Science fiction counterpart: Back to the Future’s Hoverboard
The actual science: Magnetic levitation tech uses superconductors cooled to a freezing 197°C to create incredibly powerful magnets, enough to lift and “slide” a man for a solid 10 minutes—after which a liquid nitrogen refuel is required.
Reality drawback: As magnets go, you need two for it to work. The hoverboard only functions in a custom made skate park created by Lexus (lexus.com) that’s lined with thousands of magnets. Also, it doesn’t come in pink.
Science fiction counterpart: Star Trek’s Replicator
The actual science: Additive manufacturing, the fancy science name for 3D printing, creates objects by laying down successive layers of material. Able to create any three-dimensional object, its uses range from crafting small trinkets to, believe it or not, building houses.
Reality drawback: Since the Replicator rearranges matter, it can synthesize almost everything, even a glass of martini for example. On the other hand, 3D printing can make the glass but not the martini.
Science fiction counterpart: Total Recall’s Johnny Cab
The actual science: Since 2010, the Masdar City PTR in Abu Dhabi has made use of robotaxis to transport people through a dedicated network of guideways. Powered by a Lithium Iron Phosphate battery, the cars have a range of 60 km, more if not for the air-conditioning needs in the UAE.
Reality drawbacks: Despite being automated, robotaxis travel from fixed points, making it more like small buses rather than taxicabs.
Science fiction counterpart: Back to the Future’s Nike MAG with Power Laces
The actual science: Tech involving self-tying shoes is pretty hush-hush. Nike released limited editions of the MAG shoes back in 2011. But in 2010, Blake Bevin launched a Kickstarter campaign showing off her power laces invention. Both are expected to be released this month.
Reality drawbacks: Two words: copyright infringement. While Nike is coming out with the actual Marty McFly shoes, Bevin’s work is applicable to non-MAG shoes—in her videos she used Converse.
Science fiction counterpart: The Fifth Element’s Flying Cars
The actual science: The TF-X is a prototype fixed wing street-legal aircraft. It can drive on road but, more importantly, can also take off vertically, fly at distance of 500 miles, and operates easier than an actual aircraft.
Reality drawbacks: Expect it 12 years from now. And, unlike the Luc Besson flying cars, they’re still limited to flight physics, meaning no fast sharp turns or stops mid-air.
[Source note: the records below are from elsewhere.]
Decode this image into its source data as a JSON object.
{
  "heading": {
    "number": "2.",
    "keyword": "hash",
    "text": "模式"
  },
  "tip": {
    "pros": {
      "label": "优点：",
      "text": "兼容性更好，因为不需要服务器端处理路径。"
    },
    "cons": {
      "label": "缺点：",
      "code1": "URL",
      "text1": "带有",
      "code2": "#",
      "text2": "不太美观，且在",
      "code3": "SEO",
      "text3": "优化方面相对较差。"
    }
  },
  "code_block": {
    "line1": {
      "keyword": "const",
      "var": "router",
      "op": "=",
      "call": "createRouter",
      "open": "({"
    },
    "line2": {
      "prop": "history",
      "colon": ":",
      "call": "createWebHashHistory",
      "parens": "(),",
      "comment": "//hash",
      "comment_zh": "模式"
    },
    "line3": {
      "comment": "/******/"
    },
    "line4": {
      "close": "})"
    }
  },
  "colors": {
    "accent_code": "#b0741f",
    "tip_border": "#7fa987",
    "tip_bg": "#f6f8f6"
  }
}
Still, it should be cool enough to land you a half naked supermodel in the backseat.
Science fiction counterpart: The Jetsons’ Robot Vacuum Cleaner
The actual science: The Roomba is smarter than it looks. It uses sensors to map out your home as it cleans, so it knows where it is and where it needs to go. On top of this, it also creates visual landmarks, making cleaning time faster.
Reality drawbacks: The Roomba is actually better because it doesn’t talk. On top of that, you can take a cue from Parks and Recreation—slap your iPhone on it and turn it into DJ Roomba. Party in every room.
Science fiction counterpart: Up’s Charles Muntz Dog Collar
The actual science: Voyce is basically a fitness band for dogs, collecting resting heart respiratory rate, heart rate, quality of rest, pet activity, calories burned, and distance travelled. The data can be accessed through the Voyce Wellness Management Center, and together with advice from pet experts, is said to extend your dog’s longevity.
Reality drawbacks: Even if your dog has a Voyce, it won’t actually have a voice. Sadly, we’re still—squirrel!—miles away from translating thought into an actual speech pattern.
Science fiction counterpart: Minority Report’s Self Driving Cars
The actual science: Google Self-Driving Car Project (that wasn’t a command) uses sensors that can detect objects, from pedestrians to birds, as far as 720 feet. The software then determines the best course of action, leaving the car occupant free to do whatever.
Reality drawback: Minority Report cars function at high speed because all cars are self-driven cars. With other humans at the steering wheel, Google’s cars won’t perform as well.
This article first appeared in Rogue’s 2015 Design Issue, now available on newsstands and digitally on Zinio.com/Rogue. Get immediate access every month to intelligent storytelling, world-class photography, and in-depth profiles on the country’s influencers for $1 less per issue by subscribing now to Rogue Magazine for iPad, now available on Apple’s App Store.